In 1908, at the age of 2, Puyi ascended to the imperial throne in Beijing, at the behest of the dying Dowager Cixi. Although forced to abdicate four years later by the Republican government, he retained his royal privileges, continuing to reside as a living anachronism in the Forbidden City. Outside, the new republic was coming to terms with democracy and the twentieth century, and Puyi’s life, circumscribed by court ritual, seems a fantasy in comparison. In 1924, he was expelled by Nationalists uneasy at what he represented, but the Japanese eventually found a use for him in Changchun as lending a symbolic legitimacy to their rule. After the war, he was re-educated by the Communists and lived the last years of his life as a gardener. His story was the subject of Bernardo Bertolucci’s lavish film The Last Emperor.

Book through Rough Guides’ trusted travel partners

China features

The latest articles, galleries, quizzes and videos.

An expert's guide: where to stay in Shanghai

An expert's guide: where to stay in Shanghai

Shanghai has to be a contender for the buzziest city in Asia, a thriving business hub that's brashly modern yet wears its history on its sleeve. Dense with glit…

23 Oct 2017 • Simon Lewis insert_drive_file Article
The best aerial views in the world

The best aerial views in the world

Got a head for heights? If you're craving a new perspective on your travels, the best thing to do is get up high.
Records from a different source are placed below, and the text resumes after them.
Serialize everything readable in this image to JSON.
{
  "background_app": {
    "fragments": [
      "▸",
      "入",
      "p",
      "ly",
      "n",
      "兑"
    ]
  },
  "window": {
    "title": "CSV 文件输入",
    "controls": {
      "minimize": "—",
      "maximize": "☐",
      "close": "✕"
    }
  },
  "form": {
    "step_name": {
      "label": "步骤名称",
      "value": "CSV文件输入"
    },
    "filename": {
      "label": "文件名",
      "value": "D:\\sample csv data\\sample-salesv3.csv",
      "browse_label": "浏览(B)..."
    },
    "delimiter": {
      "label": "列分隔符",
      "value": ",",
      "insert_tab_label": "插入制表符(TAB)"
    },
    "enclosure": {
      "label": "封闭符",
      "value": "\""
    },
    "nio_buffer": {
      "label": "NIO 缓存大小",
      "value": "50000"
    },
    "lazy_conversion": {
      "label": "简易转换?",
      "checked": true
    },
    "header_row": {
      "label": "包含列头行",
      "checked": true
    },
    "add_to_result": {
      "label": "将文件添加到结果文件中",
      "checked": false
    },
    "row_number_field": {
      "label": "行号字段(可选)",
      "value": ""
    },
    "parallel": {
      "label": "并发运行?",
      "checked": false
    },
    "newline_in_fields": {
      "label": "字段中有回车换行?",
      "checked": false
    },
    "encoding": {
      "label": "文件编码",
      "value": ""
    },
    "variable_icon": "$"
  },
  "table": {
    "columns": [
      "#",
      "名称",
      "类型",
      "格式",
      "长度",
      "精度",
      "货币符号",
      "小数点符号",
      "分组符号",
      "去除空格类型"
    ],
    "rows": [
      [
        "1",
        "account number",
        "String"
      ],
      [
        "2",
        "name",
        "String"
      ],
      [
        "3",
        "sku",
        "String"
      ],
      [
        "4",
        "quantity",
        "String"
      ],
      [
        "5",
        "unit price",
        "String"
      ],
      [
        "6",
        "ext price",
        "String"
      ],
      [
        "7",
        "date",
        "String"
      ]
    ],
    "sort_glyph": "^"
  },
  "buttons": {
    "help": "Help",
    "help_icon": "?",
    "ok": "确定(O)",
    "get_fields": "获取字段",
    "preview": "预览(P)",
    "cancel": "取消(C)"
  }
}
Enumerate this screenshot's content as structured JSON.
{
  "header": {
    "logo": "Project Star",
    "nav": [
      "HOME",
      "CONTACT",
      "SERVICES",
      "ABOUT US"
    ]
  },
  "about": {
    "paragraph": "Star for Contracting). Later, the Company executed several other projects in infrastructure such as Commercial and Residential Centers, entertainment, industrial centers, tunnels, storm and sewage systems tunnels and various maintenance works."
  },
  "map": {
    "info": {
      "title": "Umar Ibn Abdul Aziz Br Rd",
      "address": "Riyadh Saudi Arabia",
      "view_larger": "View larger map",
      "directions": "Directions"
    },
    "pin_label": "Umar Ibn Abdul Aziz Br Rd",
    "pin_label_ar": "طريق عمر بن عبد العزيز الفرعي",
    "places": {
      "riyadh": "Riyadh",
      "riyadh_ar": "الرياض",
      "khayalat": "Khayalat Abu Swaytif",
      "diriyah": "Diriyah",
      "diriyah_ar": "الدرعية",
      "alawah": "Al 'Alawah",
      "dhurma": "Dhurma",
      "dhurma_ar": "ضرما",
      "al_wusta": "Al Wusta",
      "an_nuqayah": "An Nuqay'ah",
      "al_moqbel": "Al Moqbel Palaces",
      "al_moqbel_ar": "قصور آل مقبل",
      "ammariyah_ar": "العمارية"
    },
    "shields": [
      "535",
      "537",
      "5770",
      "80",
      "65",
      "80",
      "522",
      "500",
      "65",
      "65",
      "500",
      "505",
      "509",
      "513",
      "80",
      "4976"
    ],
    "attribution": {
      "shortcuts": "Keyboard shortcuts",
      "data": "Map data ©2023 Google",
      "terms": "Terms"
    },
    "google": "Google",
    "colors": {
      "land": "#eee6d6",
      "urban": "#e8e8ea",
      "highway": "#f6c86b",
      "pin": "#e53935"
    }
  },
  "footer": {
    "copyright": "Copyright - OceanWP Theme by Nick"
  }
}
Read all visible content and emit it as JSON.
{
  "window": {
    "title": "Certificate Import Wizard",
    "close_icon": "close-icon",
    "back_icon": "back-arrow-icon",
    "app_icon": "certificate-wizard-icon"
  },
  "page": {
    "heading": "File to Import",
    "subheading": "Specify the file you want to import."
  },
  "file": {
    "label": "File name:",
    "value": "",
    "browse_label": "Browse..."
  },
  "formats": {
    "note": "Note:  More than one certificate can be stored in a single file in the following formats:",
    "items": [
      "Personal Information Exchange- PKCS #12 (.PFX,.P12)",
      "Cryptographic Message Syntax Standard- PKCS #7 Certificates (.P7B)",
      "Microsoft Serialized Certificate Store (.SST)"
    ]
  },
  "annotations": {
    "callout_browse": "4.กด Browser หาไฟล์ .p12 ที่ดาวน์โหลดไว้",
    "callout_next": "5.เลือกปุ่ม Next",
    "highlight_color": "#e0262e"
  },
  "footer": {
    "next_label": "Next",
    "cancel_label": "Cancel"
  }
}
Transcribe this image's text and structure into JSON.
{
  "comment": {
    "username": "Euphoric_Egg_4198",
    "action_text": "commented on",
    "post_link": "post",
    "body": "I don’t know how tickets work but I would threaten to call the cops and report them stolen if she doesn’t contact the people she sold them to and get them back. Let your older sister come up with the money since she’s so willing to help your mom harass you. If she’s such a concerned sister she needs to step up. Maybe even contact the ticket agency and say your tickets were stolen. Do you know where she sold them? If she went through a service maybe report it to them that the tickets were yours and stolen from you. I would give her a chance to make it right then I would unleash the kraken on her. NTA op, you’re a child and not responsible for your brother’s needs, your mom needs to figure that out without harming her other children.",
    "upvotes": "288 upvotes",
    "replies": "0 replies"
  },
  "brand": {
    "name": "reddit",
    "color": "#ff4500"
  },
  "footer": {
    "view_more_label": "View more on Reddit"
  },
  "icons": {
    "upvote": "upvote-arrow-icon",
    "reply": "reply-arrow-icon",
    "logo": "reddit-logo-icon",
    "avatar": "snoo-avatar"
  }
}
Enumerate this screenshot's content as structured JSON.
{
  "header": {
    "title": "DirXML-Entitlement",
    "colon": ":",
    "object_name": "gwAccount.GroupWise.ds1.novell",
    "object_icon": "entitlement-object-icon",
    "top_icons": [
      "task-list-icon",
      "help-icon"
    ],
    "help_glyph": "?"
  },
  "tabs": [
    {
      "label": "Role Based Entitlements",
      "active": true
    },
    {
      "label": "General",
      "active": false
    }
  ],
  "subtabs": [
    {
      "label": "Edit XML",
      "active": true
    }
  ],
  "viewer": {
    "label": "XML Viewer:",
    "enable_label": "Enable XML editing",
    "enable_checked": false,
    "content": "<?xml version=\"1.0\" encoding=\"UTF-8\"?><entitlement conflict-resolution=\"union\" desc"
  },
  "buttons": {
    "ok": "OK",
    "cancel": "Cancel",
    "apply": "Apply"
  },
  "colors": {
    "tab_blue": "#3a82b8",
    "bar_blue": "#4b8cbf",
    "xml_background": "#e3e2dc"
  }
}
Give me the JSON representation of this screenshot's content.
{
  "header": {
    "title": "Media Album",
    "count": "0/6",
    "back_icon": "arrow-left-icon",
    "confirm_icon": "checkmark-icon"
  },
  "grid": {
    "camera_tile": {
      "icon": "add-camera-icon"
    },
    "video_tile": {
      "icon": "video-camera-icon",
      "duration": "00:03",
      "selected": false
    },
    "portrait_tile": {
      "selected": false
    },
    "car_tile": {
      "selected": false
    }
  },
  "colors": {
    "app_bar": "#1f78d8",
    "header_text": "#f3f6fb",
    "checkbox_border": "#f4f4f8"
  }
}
From mountain-top panoramas to cityscapes, her…

17 Oct 2017 • Olivia Rawes camera_alt Gallery
Budget trips: 20 of the cheapest places to travel

Budget trips: 20 of the cheapest places to travel

That ever-growing travel wish list might be putting some pressure on your pocket – but there are plenty of destinations where you'll get more bang for your b…

11 Oct 2017 • Emma Gibbs camera_alt Gallery
View more featureschevron_right

Weekly newsletter

Sign up now for travel inspiration, discounts and competitions

Sign up now and get 20% off any ebook